Lindy Roy won the YAP competition in 2001 with a project that blended her native South African roots with a bit of “pHantasy.”
Q&A with ROY
MoMA PS1: Can you tell us what your projects were back then?
Lindy Roy, ROY: I had done quite a few projects before 2001 but had a pretty rudimentary office set up. A lot of decoys and smoke and mirrors. At the time I was nominated, I was visiting friends in the bush in Botswana. So my first thoughts about the project were in the context of a pretty extreme environment. I began considering the strategies of “setting up camp” in a hostile environment, how one creates a temporary place in the wild—what are the basics that you need when it’s really really hot. By the time I came back the hot concrete and gravel courtyard in Long Island City had merged with those ideas.
It turned out that I had completely misunderstood the theme of the competition. In reality it was “Paradise Island” but somehow in my mind, it had become “Fantasy Island.” At the time there was the Phat Farm fad, so I spelled “fantasy” with a “ph,” as in testing the pH level of something. I built the whole thing up around the more medical side of rest and recovery than the holistic spa side.
The previous year West Nile virus had hit New York, so I thought that if we used water it had better be moving water and that mosquito nets would be a good idea. But that summer ended up being crazy hot so it took a different turn and the big wall of fans is really what turned into the iconic image of the project. We also designed these IV packs filled with Gatorade. I was really thinking about creating an event, a total environment, with props like the hydration packs, and really saw no reason to pull my punches. You know, it’s also a dance space; you want to show your best moves.
MoMA PS1: All in all your project was different from SHoP’s Dunescape…
ROY: After SHoP won, the competition just exploded. There was a ton of press and media attention; nothing like it existed before then. I had only vaguely heard about Philip Johnson’s project but I never really connected the two. SHoP’s Dunescape was fantastic and YAP just became the prize to win in New York. It was just such a hot thing. I approached the competition more as an environment than as a piece of architecture. I saw this as an opportunity to absolutely and totally do my own thing. It’s also kind of scary having complete freedom. You run the risk of looking like a complete idiot.
MoMA PS1: You seem to have had a very different approach to the project than most of the participants. Is there a trace of this in recent years?

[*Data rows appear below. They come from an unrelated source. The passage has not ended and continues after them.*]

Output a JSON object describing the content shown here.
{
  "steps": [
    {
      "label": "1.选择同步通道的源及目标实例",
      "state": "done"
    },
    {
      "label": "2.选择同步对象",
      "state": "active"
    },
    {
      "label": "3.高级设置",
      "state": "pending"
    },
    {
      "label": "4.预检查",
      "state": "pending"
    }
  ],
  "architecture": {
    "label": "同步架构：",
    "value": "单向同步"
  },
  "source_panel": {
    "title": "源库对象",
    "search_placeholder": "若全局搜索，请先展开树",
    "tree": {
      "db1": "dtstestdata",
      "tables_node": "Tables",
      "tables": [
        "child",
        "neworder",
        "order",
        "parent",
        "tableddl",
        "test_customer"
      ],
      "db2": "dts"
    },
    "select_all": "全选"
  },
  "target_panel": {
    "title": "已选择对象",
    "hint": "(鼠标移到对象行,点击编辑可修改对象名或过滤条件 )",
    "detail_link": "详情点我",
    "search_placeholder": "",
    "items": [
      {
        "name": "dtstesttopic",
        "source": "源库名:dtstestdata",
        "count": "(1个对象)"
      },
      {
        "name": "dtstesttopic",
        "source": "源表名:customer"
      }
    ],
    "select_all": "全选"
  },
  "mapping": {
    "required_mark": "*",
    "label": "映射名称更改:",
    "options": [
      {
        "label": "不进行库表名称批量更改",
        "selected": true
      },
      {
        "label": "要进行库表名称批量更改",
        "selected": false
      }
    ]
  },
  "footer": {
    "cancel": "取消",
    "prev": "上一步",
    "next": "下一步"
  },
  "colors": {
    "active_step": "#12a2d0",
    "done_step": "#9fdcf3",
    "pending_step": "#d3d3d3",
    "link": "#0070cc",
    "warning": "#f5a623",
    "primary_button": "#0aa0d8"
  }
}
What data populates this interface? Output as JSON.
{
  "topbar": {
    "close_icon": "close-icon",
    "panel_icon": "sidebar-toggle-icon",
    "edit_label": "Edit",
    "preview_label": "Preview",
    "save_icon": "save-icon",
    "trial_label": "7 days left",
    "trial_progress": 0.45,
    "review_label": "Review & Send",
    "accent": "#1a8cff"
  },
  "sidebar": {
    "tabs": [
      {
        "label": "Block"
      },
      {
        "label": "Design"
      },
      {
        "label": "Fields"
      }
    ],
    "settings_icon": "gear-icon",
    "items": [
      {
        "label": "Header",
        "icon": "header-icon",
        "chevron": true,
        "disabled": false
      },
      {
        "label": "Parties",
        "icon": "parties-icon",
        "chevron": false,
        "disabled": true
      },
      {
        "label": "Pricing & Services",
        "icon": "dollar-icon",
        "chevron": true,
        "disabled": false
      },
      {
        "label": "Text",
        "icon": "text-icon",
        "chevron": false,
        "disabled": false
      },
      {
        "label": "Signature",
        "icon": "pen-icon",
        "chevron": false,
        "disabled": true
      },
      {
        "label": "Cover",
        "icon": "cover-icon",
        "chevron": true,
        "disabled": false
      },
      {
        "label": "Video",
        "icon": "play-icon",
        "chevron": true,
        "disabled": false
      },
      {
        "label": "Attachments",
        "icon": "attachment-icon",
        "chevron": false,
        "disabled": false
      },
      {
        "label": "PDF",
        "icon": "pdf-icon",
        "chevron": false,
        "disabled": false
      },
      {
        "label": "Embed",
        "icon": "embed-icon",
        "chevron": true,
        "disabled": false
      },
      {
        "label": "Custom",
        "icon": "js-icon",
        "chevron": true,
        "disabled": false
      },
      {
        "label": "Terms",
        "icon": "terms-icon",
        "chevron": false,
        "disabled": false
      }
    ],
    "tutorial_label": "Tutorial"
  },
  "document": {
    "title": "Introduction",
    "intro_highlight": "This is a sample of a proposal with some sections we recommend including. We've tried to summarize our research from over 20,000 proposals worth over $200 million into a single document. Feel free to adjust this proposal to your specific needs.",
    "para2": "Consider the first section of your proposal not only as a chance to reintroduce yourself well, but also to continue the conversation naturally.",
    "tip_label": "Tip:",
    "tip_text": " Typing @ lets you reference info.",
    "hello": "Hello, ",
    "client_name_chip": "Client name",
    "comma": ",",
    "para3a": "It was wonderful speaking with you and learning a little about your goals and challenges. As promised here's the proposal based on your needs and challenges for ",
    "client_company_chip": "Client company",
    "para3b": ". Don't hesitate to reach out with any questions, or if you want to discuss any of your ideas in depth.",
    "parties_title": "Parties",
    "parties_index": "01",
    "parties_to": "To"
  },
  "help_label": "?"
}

ROY: For me subWave was very programmatically driven and that led to introducing elements of a new ecosystem into the courtyard, and of course making it a fabulous place to party. In terms of past winners, the one that immediately comes to mind is WORKac. They had to shift the program and address the changing nature of it. It was another good fit for the program. YAP demands that reinvention. We can’t keep partying like it’s 1999.
I probably shouldn’t say this publicly but I’m not an architect that LOVES buildings. I don’t walk around and drool over details. Don’t misunderstand, I love great buildings, but I love being an architect because our ideas have the ability to directly engage life.
MoMA PS1: Being so young, was not having any experience an asset at the time?
ROY: Yes of course! It was the only way I would have ever wanted it. The prerequisite or qualification was to not have any qualifications at all. YAP is all about taking it dead seriously and having a blast doing it. Which we did.